KUALA LUMPUR, April 29 – Malaysia and its international partners are verifying the credibility of information that the wreckage of missing Malaysia Airlines Flight MH370 plane could possibly be in the Bay of Bengal. Acting Transport Minister Datuk Seri Hishammuddin Tun Hussein said this was in line with Malaysia’s consistent stand of verifying and corroborating any new lead since day one of the search operation. In a statement Monday, he also announced the appointment of former Department of Civil Aviation director-general Datuk Kok Soo Chon as the investigator in charge of the international investigation team looking into the MH370 tragedy. Elaborating, Hishammuddin said Malaysia was aware of a report citing the detection of potential aircraft wreckage in the Bay of Bengal while China and Australia were also aware of it.
“Malaysia is working with its international partners to assess the credibility of this information,” he said. Flight MH370 with 239 people aboard left the KL International Airport at 12.41 am on March 8 and disappeared from radar screens about an hour later while over the South China Sea. It was to have arrived in Beijing at 6.30am the same day. A multinational search was mounted for the Boeing 777-200 aircraft, first in the South China Sea and then, after it was learnt that the plane had veered off course, in the southern Indian Ocean. Hishammuddin added that Malaysia would discuss with its international counterparts, including Australia, how the new search operation as announced by Australian Prime Minister Tony Abbott on Monday, would proceed.
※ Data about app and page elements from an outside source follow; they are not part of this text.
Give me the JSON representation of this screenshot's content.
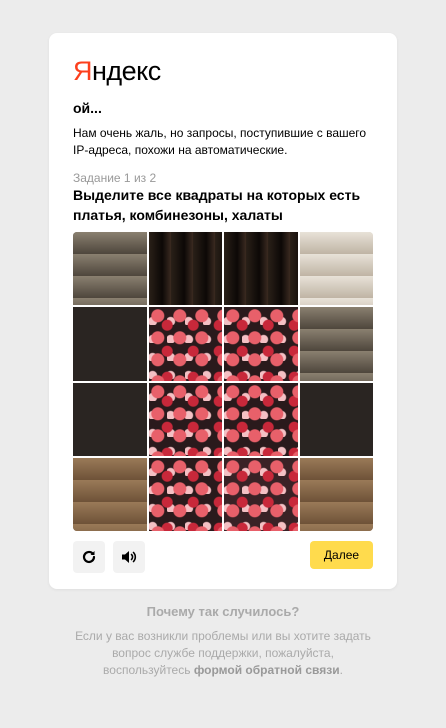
{
  "logo": {
    "first": "Я",
    "rest": "ндекс"
  },
  "oops": "ой...",
  "message": "Нам очень жаль, но запросы, поступившие с вашего IP-адреса, похожи на автоматические.",
  "task_number": "Задание 1 из 2",
  "task_text": "Выделите все квадраты на которых есть платья, комбинезоны, халаты",
  "tiles": [
    "bg-room",
    "bg-hair",
    "bg-hair",
    "bg-light",
    "bg-dark",
    "bg-dress",
    "bg-dress",
    "bg-room",
    "bg-dark",
    "bg-dress",
    "bg-dress",
    "bg-dark",
    "bg-floor",
    "bg-dress",
    "bg-mixdress",
    "bg-floor"
  ],
  "controls": {
    "refresh_icon": "refresh-icon",
    "audio_icon": "speaker-icon",
    "next_label": "Далее"
  },
  "footer": {
    "why_title": "Почему так случилось?",
    "help_text": "Если у вас возникли проблемы или вы хотите задать вопрос службе поддержки, пожалуйста, воспользуйтесь ",
    "help_link": "формой обратной связи",
    "help_end": "."
  },
  "colors": {
    "accent": "#ffdb4d",
    "logo_red": "#fc3f1d",
    "background": "#ececec"
  }
}
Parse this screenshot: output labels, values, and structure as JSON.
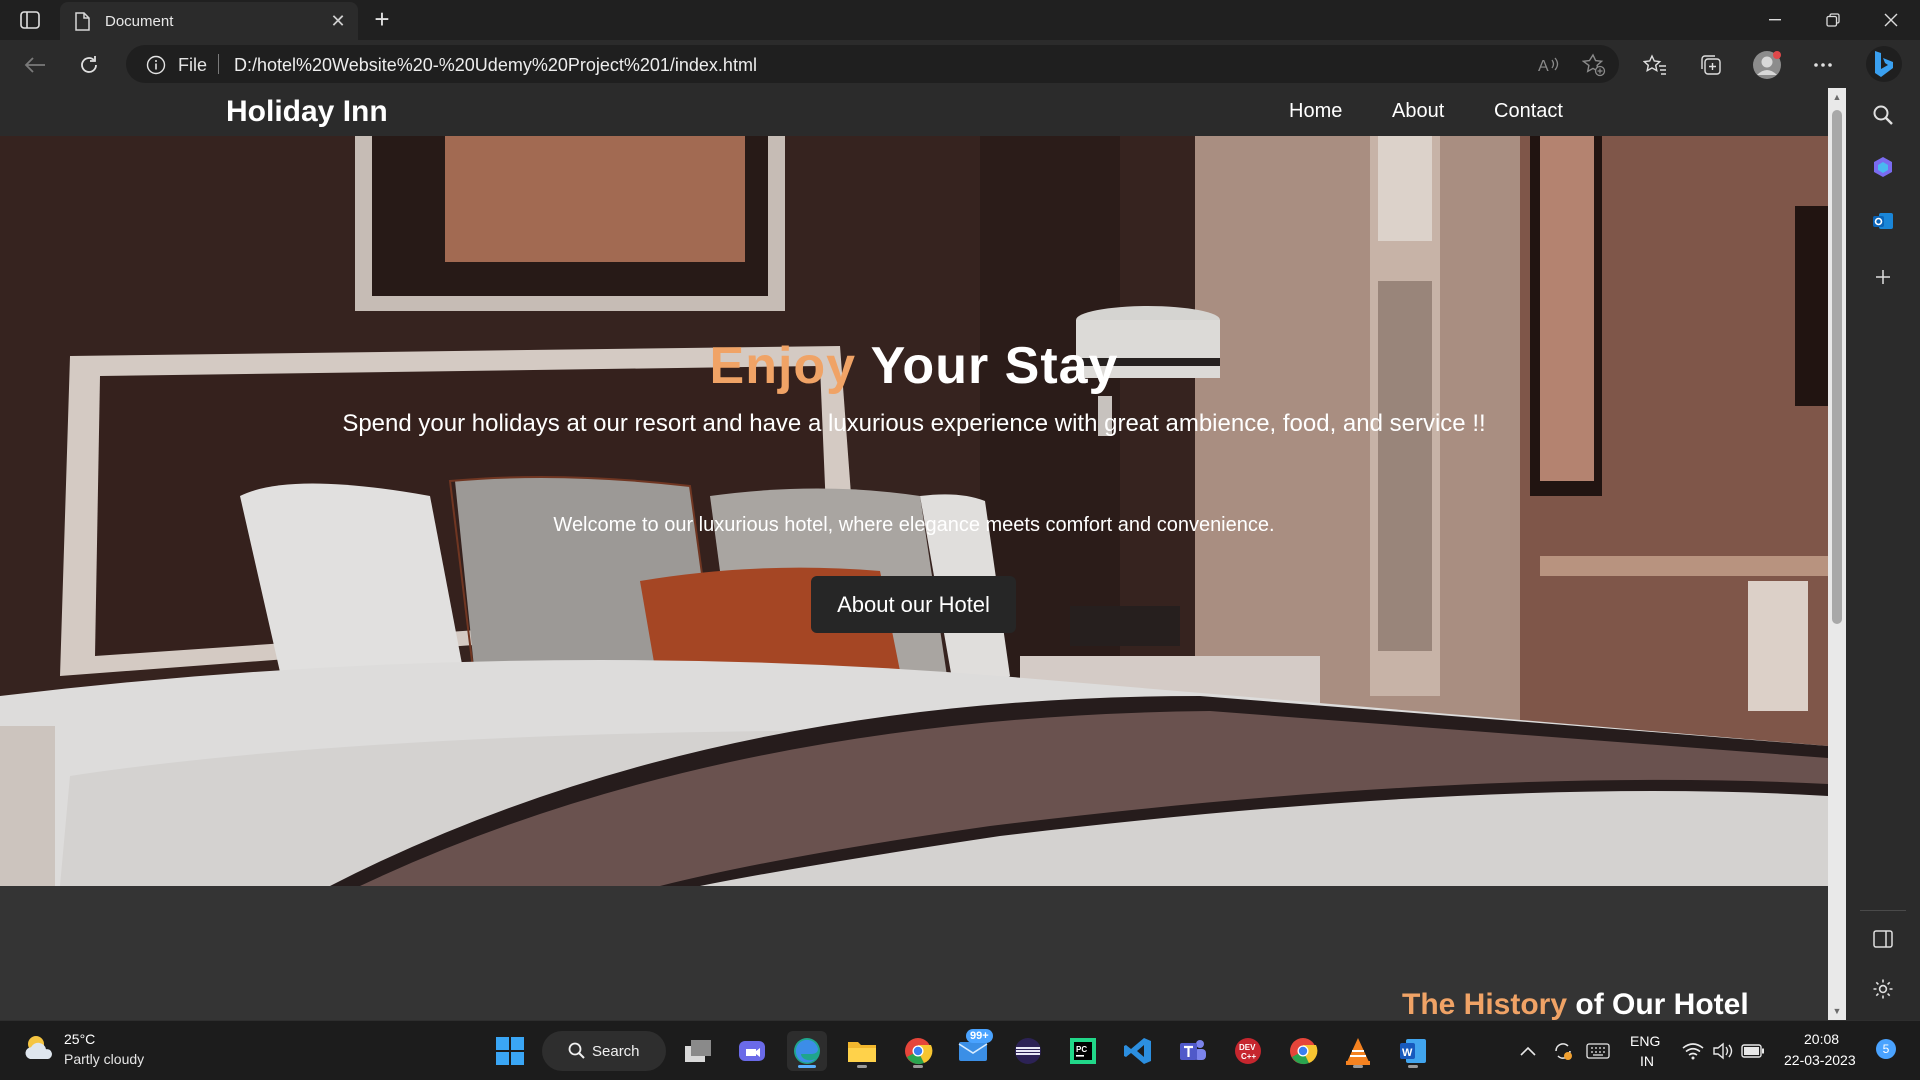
{
  "browser": {
    "tab_title": "Document",
    "url_scheme": "File",
    "url": "D:/hotel%20Website%20-%20Udemy%20Project%201/index.html"
  },
  "site": {
    "brand": "Holiday Inn",
    "nav": [
      "Home",
      "About",
      "Contact"
    ],
    "hero": {
      "title_accent": "Enjoy",
      "title_rest": " Your Stay",
      "subtitle": "Spend your holidays at our resort and have a luxurious experience with great ambience, food, and service !!",
      "welcome": "Welcome to our luxurious hotel, where elegance meets comfort and convenience.",
      "button": "About our Hotel"
    },
    "history": {
      "title_accent": "The History",
      "title_rest": " of Our Hotel"
    }
  },
  "taskbar": {
    "weather_temp": "25°C",
    "weather_cond": "Partly cloudy",
    "search_label": "Search",
    "mail_badge": "99+",
    "lang_top": "ENG",
    "lang_bottom": "IN",
    "time": "20:08",
    "date": "22-03-2023",
    "notification_count": "5"
  },
  "colors": {
    "accent": "#f0a366",
    "nav_bg": "#2b2b2b",
    "button_bg": "#262626"
  }
}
“This discussion will include issues such as the deployment of assets with deep sea search capabilities, the cost of the operation and how best authorities can ensure the next-of-kin of those onboard MH370 are properly informed of the latest developments,” Hishammuddin said. He noted the fact that MH370 had still not been found underscored the complexity and difficulty of the search operation. “We’re tremendously grateful for the effort the Australian authorities have made, leading the search for MH370 off the coast of Perth,” he said. On the appointment of the investigator in charge of the international investigation team, he said that Kok was also a former permanent representative to the International Civil Aviation Organisation Council (ICAO) in Montreal. He said the team, which had already commenced its work, had accredited representatives from the United States National Transport Safety Board (NTSB) and the United Kingdom Air Accident Investigation Bureau (AAIB).
Others on the team include China’s Aircraft Accident Investigation Department of the Civil Aviation Administration of China (CAAC), France’s Bureau d’Enquetes et d’Analyses (DEA), Australia Transport Safety Bureau (ATSB) and representatives of Asean from Singapore and Indonesia. “Included in the team are also Boeing, who is under US Accredited Representative, and Rolls Royce and Inmarsat, who are under UK Accredited Representative,” he said. Hishammuddin said the main purpose of the international investigation team was to evaluate, investigate and determine the actual cause of the incident to avoid similar incidents in the future. “I would like to stress that this investigation is not aimed at apportioning blame or liability with regards to the incident. It is imperative for the government to form this indipendent team of investors which is not only competent and transparent but also highly credible,” he added.